The Corporate Commission of the Mille Lacs Band of Ojibwe has become a major investor in a wind turbine project that could create up to 15 jobs in District II of the Mille Lacs Reservation in Minnesota, which includes areas near McGregor.
The Corporate Commission’s investment in Mariah Power – a manufacturer that provides low-cost, vertical wind turbines for residential and commercial use – allows it to have a three-year contract to assemble wind turbine parts at a facility located in District II.
The facility, which will initially be housed in the former McGregor
skating rink building, will first produce generators used for the
Mariah Power wind turbines –called Windspires. The Windspire is unlike
traditional wind turbines that feature rotating blades, similar to an
airplane propeller. Instead, the 30-foot tall Windspire is
propeller-free and generates wind power by spinning on a center pole.
The design also makes the Windspire almost noise-free.
About seven employees will be needed for the McGregor facility’s
startup, with possibilities to add more employees in the future. The
facility is expected to start production in May 2009.
In early 2010, the facility is projected to start producing the
inverters that are used for the wind turbines. Inverters take the power
produced by the Windspires and convert it to a form that can be used to
power homes, businesses, and other facilities. This production is
expected to need double the number of employees. Products assembled at
the District II facility will be shipped to Manistee, Mich., where the
Windspires will be assembled.
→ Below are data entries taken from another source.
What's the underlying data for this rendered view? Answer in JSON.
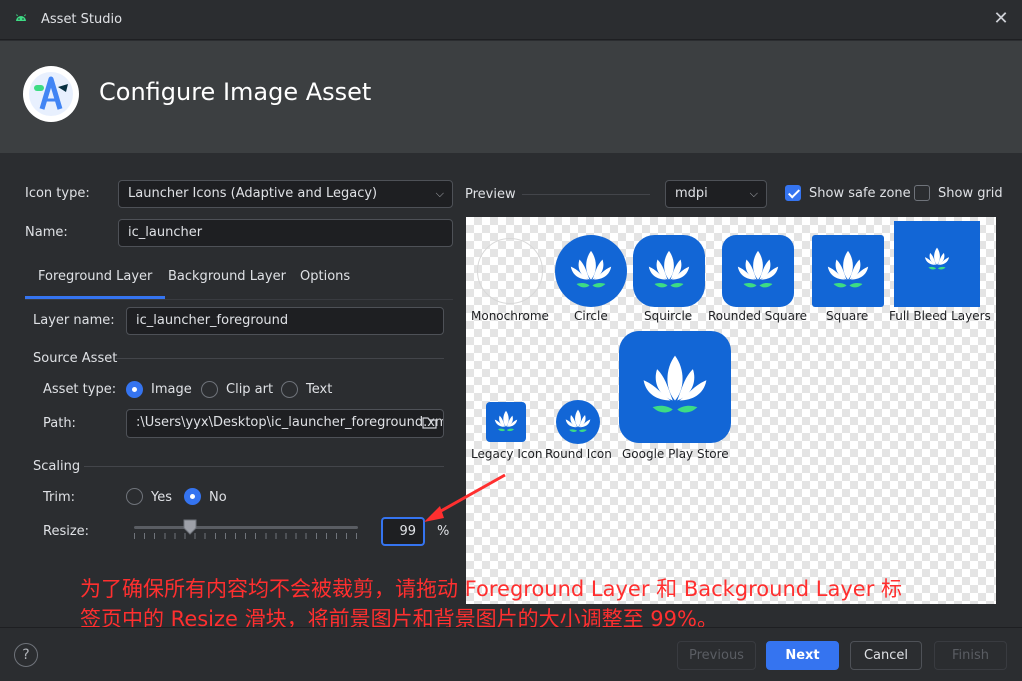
{
  "window": {
    "title": "Asset Studio"
  },
  "header": {
    "title": "Configure Image Asset"
  },
  "form": {
    "icon_type_label": "Icon type:",
    "icon_type_value": "Launcher Icons (Adaptive and Legacy)",
    "name_label": "Name:",
    "name_value": "ic_launcher"
  },
  "tabs": [
    {
      "label": "Foreground Layer",
      "active": true
    },
    {
      "label": "Background Layer",
      "active": false
    },
    {
      "label": "Options",
      "active": false
    }
  ],
  "foreground": {
    "layer_name_label": "Layer name:",
    "layer_name_value": "ic_launcher_foreground",
    "source_asset_heading": "Source Asset",
    "asset_type_label": "Asset type:",
    "asset_type_options": [
      "Image",
      "Clip art",
      "Text"
    ],
    "asset_type_selected": "Image",
    "path_label": "Path:",
    "path_value": ":\\Users\\yyx\\Desktop\\ic_launcher_foreground.xml",
    "scaling_heading": "Scaling",
    "trim_label": "Trim:",
    "trim_options": [
      "Yes",
      "No"
    ],
    "trim_selected": "No",
    "resize_label": "Resize:",
    "resize_value": "99",
    "resize_unit": "%"
  },
  "preview": {
    "label": "Preview",
    "density": "mdpi",
    "show_safe_zone_label": "Show safe zone",
    "show_safe_zone": true,
    "show_grid_label": "Show grid",
    "show_grid": false,
    "icons": [
      "Monochrome",
      "Circle",
      "Squircle",
      "Rounded Square",
      "Square",
      "Full Bleed Layers",
      "Legacy Icon",
      "Round Icon",
      "Google Play Store"
    ]
  },
  "annotation": "为了确保所有内容均不会被裁剪，请拖动 Foreground Layer 和 Background Layer 标签页中的 Resize 滑块，将前景图片和背景图片的大小调整至 99%。",
  "footer": {
    "help": "?",
    "previous": "Previous",
    "next": "Next",
    "cancel": "Cancel",
    "finish": "Finish"
  },
  "colors": {
    "accent": "#3574f0",
    "icon_blue": "#1266d6",
    "leaf_green": "#3ddc84",
    "annotation_red": "#ff2f2f"
  }
}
The Mille Lacs Corporate Commission’s investment in Mariah Power
resulted from the District II East Lake Economic Summit held in
November 2008, which was organized by Corporate Commission development
staff and a committee of District II Band members who are volunteering
to help identify and pursue potential business opportunities that would
create economic development in their community.
The committee assessed six business opportunities and gathered
community input at the summit. With the guidance of the Corporate
Commission, the committee focused its first priority on developing a
residential wind power project.
“I could not be more pleased with the immediate path we took to get to
this investment. Band members chose this, which will further their
long-awaited goal of bringing economic development to the East Lake
community,” said Sarah Oquist,
Commissioner of Corporate Affairs for the Corporate Commission. “In
addition to being a community selection, this investment aligns with
our overall value of environmental responsibility.”
In addition to the investment in Mariah Power, the Mille Lacs Band’s
Department of Natural Resources (DNR) will install one of the
manufacturer’s vertical Windspires near the Band’s East Lake
Community Center. The DNR will initially study the Windspire’s energy
output at this location and examine possibilities for using the
technology with Band homes and facilities.
“The Mille Lacs Band is excited to have a Windspire on the reservation,
and we look forward to exploring more ways to enhance our use of
renewable energy sources,” said Andrew Boyd, Environmen-tal and
Ecosystem Technician for the Mille Lacs Band.
“This is another example of our efforts to protect the environment,
which is a valuable part of the Band’s culture,” said Curt Kalk, Mille
Lacs Band Commissioner of Natural Resources.
The Mille Lacs Band of Ojibwe is a self-governing, federally recognized
Indian tribe located in East Central Minnesota. The Band has more than
4,000 enrolled members, for whom it provides a wide variety of programs